In Pakistan, Prime Minister Nawaz Sharif, who was elected to a second term of office in 1997 (having previously ruled from 1990-1993), started to investigate corruption in arms deals under previous governments. Former Naval Chief of Staff Admiral Mansur ul Haq was blamed for the commissions in the Agosta deal, and was forcibly retired. Subsequently, under President Pervez Musharraf, he was extradited from the United States in 2001 and arrested. He was later released in 2002 under a plea deal, where he admitted receiving kickbacks in connection with various arms deals, and was fined and stripped of rank.
In June the following year, a Pakistani court sentenced to death three men, Asif Zaheer, Mohammad Rizwan, and Muhammed Sohai, for their roles in the attack, allegedly carried out on behalf of an al-Qaeda-linked group. However this otherwise unremarkable tragedy in the “global war on terrorism” was anything but neatly wrapped up. Investigators in France quickly called into question the official narrative and a Pakistani appeals court reversed the convictions in 2009. Others accused of or suspected of taking bribes included Admiral ul Haq’s predecessor, saeed Khan, whom ul Haq claimed was responsible for the deal; a former director of naval intelligence; former Prime Minister Ali Zardari; and a number of othe naval officers.
Following the May 2002 bombing, parallel investigations began in France, one on the official hypothesis that the attacks had been conducted by an al-Qaeda affiliate, and the second tracing the possibility of a connection to the Agosta deal. The second investigation, spearheaded by former counter-espionage official Claude Thévenet, concluded that the attack may have been orchestrated by Pakistani officials angered by the cessation of bribe payments. These conclusions were summarized in a September 2002 report entitled “Nautilus.” The Nautilus report was kept secret, but leaked in 2008 and publicized by the French outlet Mediapart. This led to further investigations, pushed by families of the victims, by Marc Trévidic and Renaud Van Ruymbeke, into the retro-commissions theory of the attack (Trévidic), and the retro-commissions themselves (Van Ruymbeke). Van Ruymbeke also investigated retro-commissions in the Saudi contract.

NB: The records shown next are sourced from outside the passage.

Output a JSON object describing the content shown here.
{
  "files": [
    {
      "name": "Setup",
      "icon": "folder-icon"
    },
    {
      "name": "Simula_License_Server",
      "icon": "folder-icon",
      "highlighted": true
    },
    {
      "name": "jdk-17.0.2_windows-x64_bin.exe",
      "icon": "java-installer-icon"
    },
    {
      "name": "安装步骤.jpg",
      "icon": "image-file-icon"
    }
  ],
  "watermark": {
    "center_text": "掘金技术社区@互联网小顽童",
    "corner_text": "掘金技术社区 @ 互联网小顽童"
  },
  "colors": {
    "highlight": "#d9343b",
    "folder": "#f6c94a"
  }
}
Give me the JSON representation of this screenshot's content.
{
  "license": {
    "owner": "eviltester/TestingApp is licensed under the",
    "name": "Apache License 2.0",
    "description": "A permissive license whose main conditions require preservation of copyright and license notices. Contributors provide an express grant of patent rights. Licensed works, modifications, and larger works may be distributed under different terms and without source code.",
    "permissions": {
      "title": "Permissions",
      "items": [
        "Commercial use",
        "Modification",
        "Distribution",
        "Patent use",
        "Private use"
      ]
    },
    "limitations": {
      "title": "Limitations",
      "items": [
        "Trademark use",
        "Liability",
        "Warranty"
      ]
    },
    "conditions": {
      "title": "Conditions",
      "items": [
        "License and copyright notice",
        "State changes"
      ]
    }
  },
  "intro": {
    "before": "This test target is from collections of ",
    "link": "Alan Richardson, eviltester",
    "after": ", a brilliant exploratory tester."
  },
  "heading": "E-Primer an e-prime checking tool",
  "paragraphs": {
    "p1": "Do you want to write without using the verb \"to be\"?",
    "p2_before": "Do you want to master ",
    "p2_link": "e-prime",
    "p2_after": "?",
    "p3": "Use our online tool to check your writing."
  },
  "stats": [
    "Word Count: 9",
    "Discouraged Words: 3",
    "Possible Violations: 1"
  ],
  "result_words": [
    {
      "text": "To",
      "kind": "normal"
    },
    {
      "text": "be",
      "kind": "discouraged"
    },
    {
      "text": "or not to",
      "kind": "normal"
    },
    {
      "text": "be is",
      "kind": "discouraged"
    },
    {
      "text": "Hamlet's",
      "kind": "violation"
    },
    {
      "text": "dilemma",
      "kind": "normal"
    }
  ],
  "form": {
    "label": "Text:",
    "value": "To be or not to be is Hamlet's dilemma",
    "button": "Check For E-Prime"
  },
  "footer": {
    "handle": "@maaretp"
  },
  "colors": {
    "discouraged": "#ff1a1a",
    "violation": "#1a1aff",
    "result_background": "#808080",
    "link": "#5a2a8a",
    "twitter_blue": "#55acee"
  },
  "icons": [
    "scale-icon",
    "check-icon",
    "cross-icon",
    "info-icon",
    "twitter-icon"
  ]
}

A judicial report in 2014 by Van Ruymbeke and another judge confirmed the existence of the retro-commissions, with Balladur and Léotard held responsible, along with the other officials and intermediaries named above. The report also gives a total figure of EUR 327 million for commissions paid on the Pakistan and Saudi deals, via the “Network K” of intermediaries, including Takieddine and el-Assir. The report concluded that the information they had received could lead to the criminal liability of Balladur and Léotard, for actions carried out in the course of their duties as members of the government, the investigation of which falls under the responsibility of the Court of Justice of the Republic. Donnedieu de Vabres, Takieddine, and other officials, were referred for investigation by a Correctional Tribunal—courts which deal with intermediate levels of offences. Following an appeal and an order to review the judgement by the Court of Cassation, these referrals were confirmed in May 2016. The cases remain ongoing.
French side, involved in retrocommissions: http://tribune.com.pk/story/458123/political-funding-sarkozy-aide-charged-in-karachi-corruption-scandal/
The French treasury advised the prime minister in 1994 that the deal was inadvisable due to Pakistan’s poor fiscal condition. A 1999 audit confirmed that the deal had made a loss: https://www.mediapart.fr/en/journal/international/051210/qa-guide-karachi-affair?_locale=en&onglet=full
On el-assir: http://www.thelocal.fr/20120611/3505